By: Sally Neumann
1. Don't Wake Daddy
Don't Wake Daddy basically ruled 1992, helping Hasbro CRUSH IT in the year's 4th quarter with like a 46% increase in revenue. Pretty much incredible for what is definitely, in retrospect, one of the most terrifying games in existence. You play a little kid creeping around your dad's house (there's apparently no mom, or she like sleeps in another room or something and/or would be super chill if you woke her up), and every colorful square you pop on to is a different sound effect. Sort of like in real life. If you land on a noisy square, you have to hit Daddy's alarm clock a certain number of times. Sort of like... in real life?
So, you click the little alarm clock button with complete trepidation each time, sweating, generally feeling like you're playing the Hasbro version of Russian Roulette, and letting out just the smallest droplet of urine. Daddy doesn't wake up. You now pee freely because you suddenly become TOO RELIEVED.
This process repeats probably about 4 or 5 more times depending on what an unlucky little child you are/how much urine your body contains. And then, inevitably, you rouse the demons out of Hell, and... wake Daddy.
THIS is what that looks like. It's not like, "Oh hey kids I see you're trying to get to the fridge oh amusing game I'll just head back to--zz" it's like, "...This will not happen again."
It actually speaks to the game that this hilarious Hulk iteration (which I legitimately found just now, whilst perusing pictures of Daddy being woken) is less frightening than the original.
Look at Hulk's face. He's perfectly delighted to be woken up. And although, sure, it's a little chilling that his alarm clock is chained to his splintering bedpost, he's still a million times more personable than Daddy.
So why did this game make my list? Because it's one of the most defining games of my childhood. I don't know what that says about me, or the nineties, but it's wonderful.
2. Grape Escape
Man, this game really takes me back. I have really vivid memories of playing it once? Or maybe three or four times before I let the play dough (excuse me, "goop") get all solid and crystalized.
It's not quite as chilling as Don't Wake Daddy, but it's certainly equipped with a special kind of gore (a delicious one that you would smear on your sandwich).
For the life of me, I can't remember the mechanics of this game. Which, come to think of it, is probably because the game almost instantly devolved into "WHO CARES WHATEVER LET'S JUST SQUISH THESE GRAPES IN THE GROSSEST WAY POSSIBLE." Which, I mean, is awesome. Basically, what Parker Brothers (now, of course, Hasbro) did here is create an elaborate fruit-murdering contraption. What kid (or adult...) doesn't want that!? Who doesn't want to squish a mold of a horrified-looking Oompa Loompa-esque grape-person under a ridged plastic rolling pin? Or stretch it in a rack?
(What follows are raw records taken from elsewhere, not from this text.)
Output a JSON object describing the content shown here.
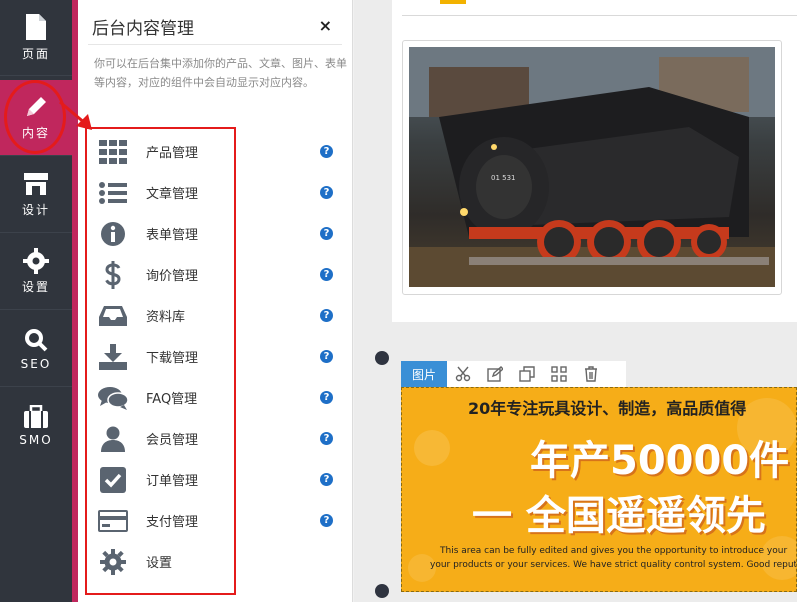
{
  "nav": [
    {
      "label": "页面",
      "icon": "page-icon"
    },
    {
      "label": "内容",
      "icon": "pencil-icon",
      "active": true
    },
    {
      "label": "设计",
      "icon": "store-icon"
    },
    {
      "label": "设置",
      "icon": "gear-icon"
    },
    {
      "label": "SEO",
      "icon": "search-icon"
    },
    {
      "label": "SMO",
      "icon": "briefcase-icon"
    }
  ],
  "panel": {
    "title": "后台内容管理",
    "close": "×",
    "description": "你可以在后台集中添加你的产品、文章、图片、表单等内容，对应的组件中会自动显示对应内容。"
  },
  "menu": [
    {
      "label": "产品管理",
      "icon": "grid-icon"
    },
    {
      "label": "文章管理",
      "icon": "list-icon"
    },
    {
      "label": "表单管理",
      "icon": "info-icon"
    },
    {
      "label": "询价管理",
      "icon": "dollar-icon"
    },
    {
      "label": "资料库",
      "icon": "inbox-icon"
    },
    {
      "label": "下载管理",
      "icon": "download-icon"
    },
    {
      "label": "FAQ管理",
      "icon": "chat-icon"
    },
    {
      "label": "会员管理",
      "icon": "user-icon"
    },
    {
      "label": "订单管理",
      "icon": "checkbox-icon"
    },
    {
      "label": "支付管理",
      "icon": "credit-card-icon"
    },
    {
      "label": "设置",
      "icon": "gear-icon"
    }
  ],
  "help_glyph": "?",
  "toolbar": {
    "tag": "图片",
    "tools": [
      "scissors-icon",
      "edit-icon",
      "copy-icon",
      "grid-small-icon",
      "trash-icon"
    ]
  },
  "banner": {
    "headline": "20年专注玩具设计、制造，高品质值得",
    "big1": "年产50000件",
    "big2": "一 全国遥遥领先",
    "small1": "This area can be fully edited and gives you the opportunity to introduce your",
    "small2": "your products or your services. We have strict quality control system. Good reput"
  },
  "colors": {
    "nav_bg": "#30353d",
    "accent": "#c0275d",
    "annotation_red": "#e41b1b",
    "help_blue": "#1e6fc7",
    "tag_blue": "#3a8fd6",
    "banner_orange": "#f6ad18"
  }
}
Was there an Iron Maiden? I hope there was an Iron Maiden.
As a curious tween, I had the MOST fun playing Kerplunk with my friends. It was undoubtedly my favorite game. Basically, it was a bunch of marbles that you poured into a plastic cylinder after poking an elaborate pattern of flimsy, brittle sticks through tiny holes.
Once that was done, the game was on: you had to carefully pull out each little stick and pray to your childhood deities that the marbles didn't come flooding out in a glass cacophony that would DEFINITELY wake Daddy.
I don't know what the deal was with the 90s and comically stress-inducing games, but it probably explains why I'm an uppity high-strung millennial yuppie who winces at most loud noises. It probably also explains why I love all things goop, slime, and contraption.
4. Mouse Trap
If you were unfortunate enough to be a parent during the age of Mouse Trap, I am deeply sorry. I was fortunate enough to be a child-- all I had to do was sit back and bark at my mom like a tyrant for failing to balance the cage perfectly on the precarious ridged tower.
Unlike Grape Escape, which I just fiddled with indiscriminately like a jelly-obsessed Sweeney Todd, I actually played Mouse Trap all the way through many times, with my incredibly sweet and patient mother. This game is just genuinely fun, and I'm so bummed that it's out of print (it IS out of print, right? I should know this...), because I'd really like to play it with my kids some day.
I'm making them set it up though. Nothing builds character like gaining the patience and finesse to set up Mouse Trap.
5. Gooey Louie
This is a game. A game whose tagline is "Watch Louie's brains POP when the Special Gooey gets picked!"
Someone who has played this game PLEASE tell me what it was like. Because I was barely allowed to watch commercials for it.
Like, what were the boogers made of? Do I want to know what makes the Special Gooey so special? Why couldn't they bother to give him hair?
I imagine, because they wanted children to understand the meaning of nightmares.
What games used to give you nightmares?